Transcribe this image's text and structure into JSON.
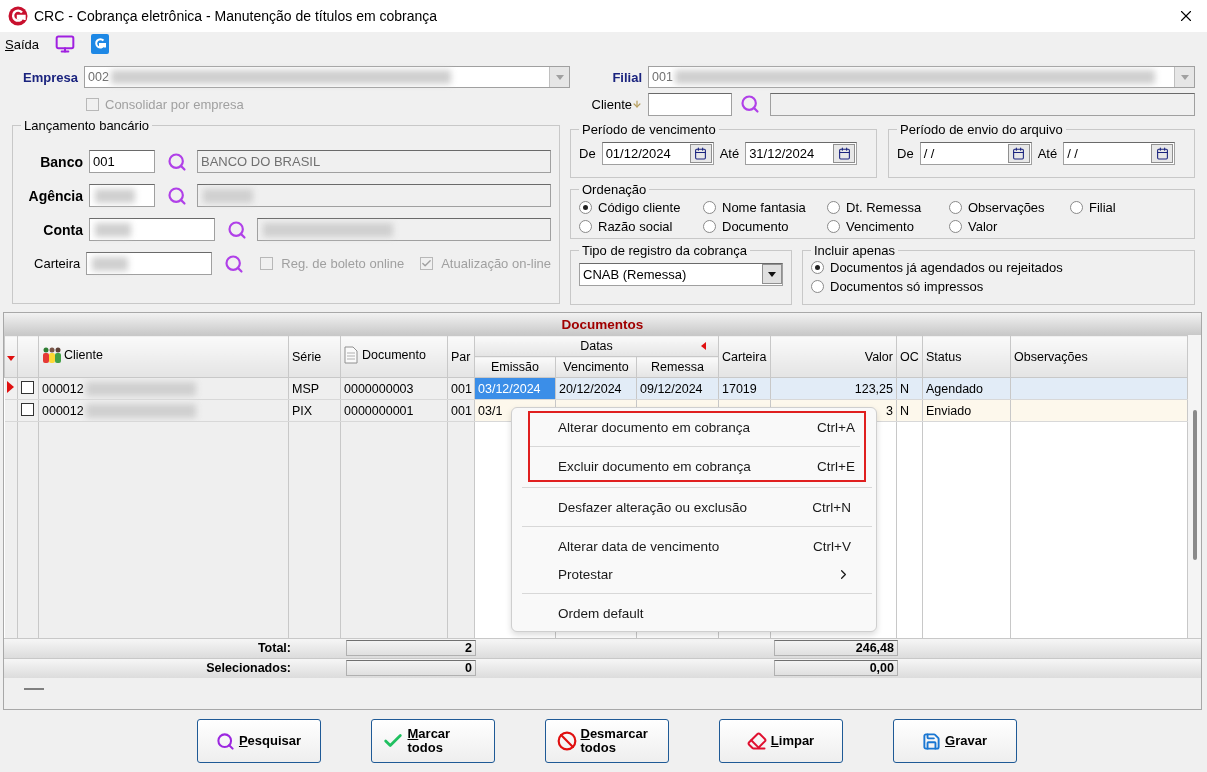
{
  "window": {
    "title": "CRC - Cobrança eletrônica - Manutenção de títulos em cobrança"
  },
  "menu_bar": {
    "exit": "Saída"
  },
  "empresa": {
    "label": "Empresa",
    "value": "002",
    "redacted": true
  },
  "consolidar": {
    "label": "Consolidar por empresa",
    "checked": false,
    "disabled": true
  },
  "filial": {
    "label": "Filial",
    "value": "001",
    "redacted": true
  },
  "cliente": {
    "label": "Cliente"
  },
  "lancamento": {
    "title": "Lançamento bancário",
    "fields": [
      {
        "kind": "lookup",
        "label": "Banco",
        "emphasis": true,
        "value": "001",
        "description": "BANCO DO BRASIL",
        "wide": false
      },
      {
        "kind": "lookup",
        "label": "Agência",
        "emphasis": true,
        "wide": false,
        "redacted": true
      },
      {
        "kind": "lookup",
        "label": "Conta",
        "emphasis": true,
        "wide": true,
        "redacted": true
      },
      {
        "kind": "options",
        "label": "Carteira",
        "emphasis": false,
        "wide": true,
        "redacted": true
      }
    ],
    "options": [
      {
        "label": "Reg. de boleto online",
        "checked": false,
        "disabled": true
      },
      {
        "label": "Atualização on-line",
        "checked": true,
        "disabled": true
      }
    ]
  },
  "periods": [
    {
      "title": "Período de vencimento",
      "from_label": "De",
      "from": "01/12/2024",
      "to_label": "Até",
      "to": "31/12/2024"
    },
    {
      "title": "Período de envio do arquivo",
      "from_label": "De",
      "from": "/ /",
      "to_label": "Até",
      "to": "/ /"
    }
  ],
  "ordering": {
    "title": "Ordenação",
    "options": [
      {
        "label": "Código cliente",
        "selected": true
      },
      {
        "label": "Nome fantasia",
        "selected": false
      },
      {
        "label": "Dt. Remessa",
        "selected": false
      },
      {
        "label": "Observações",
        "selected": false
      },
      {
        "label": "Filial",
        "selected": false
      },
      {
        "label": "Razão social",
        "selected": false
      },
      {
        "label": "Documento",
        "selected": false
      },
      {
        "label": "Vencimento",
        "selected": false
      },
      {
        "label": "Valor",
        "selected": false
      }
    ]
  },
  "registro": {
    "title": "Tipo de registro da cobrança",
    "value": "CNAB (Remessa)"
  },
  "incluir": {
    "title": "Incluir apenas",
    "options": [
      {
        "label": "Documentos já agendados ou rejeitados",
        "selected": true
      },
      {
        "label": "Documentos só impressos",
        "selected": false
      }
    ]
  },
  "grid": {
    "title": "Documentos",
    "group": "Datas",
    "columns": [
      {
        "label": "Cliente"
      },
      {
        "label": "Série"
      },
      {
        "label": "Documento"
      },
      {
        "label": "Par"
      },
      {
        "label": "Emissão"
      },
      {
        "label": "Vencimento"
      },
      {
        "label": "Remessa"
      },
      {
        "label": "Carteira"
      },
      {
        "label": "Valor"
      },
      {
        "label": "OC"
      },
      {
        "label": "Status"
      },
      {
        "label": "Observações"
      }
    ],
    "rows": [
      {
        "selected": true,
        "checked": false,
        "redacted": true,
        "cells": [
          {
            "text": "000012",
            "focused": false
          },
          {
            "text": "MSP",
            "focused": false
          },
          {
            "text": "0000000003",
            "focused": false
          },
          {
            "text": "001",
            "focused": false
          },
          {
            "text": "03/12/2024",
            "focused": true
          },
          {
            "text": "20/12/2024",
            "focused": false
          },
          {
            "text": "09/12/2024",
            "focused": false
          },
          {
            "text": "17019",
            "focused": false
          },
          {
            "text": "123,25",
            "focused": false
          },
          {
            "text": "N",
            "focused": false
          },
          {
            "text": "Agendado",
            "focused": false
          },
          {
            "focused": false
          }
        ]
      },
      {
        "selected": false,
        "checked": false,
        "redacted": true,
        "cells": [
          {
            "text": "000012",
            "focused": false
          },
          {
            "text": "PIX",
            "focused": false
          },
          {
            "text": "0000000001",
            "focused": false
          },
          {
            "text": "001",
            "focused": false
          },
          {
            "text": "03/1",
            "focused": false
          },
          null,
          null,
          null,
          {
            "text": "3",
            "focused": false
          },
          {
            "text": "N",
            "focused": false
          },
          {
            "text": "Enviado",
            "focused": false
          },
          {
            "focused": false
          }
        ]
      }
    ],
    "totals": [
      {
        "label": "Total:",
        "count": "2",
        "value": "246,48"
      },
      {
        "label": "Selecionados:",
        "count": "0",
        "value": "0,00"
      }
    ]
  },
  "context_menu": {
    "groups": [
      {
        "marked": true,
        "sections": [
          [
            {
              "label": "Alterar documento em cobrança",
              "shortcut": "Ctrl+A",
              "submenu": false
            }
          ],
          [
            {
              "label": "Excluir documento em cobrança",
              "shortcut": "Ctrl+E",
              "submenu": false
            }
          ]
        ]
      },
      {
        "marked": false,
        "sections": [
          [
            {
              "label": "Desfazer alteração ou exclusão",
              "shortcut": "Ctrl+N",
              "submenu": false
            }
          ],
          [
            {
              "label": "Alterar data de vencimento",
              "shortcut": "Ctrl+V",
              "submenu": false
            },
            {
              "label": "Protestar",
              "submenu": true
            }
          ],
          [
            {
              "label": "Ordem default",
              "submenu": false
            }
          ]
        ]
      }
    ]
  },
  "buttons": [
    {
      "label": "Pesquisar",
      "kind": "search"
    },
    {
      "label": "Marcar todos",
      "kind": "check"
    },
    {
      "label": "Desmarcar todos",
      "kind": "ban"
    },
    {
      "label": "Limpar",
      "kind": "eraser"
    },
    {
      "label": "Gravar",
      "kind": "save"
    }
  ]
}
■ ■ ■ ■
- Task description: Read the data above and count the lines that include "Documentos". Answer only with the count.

- Reply: 3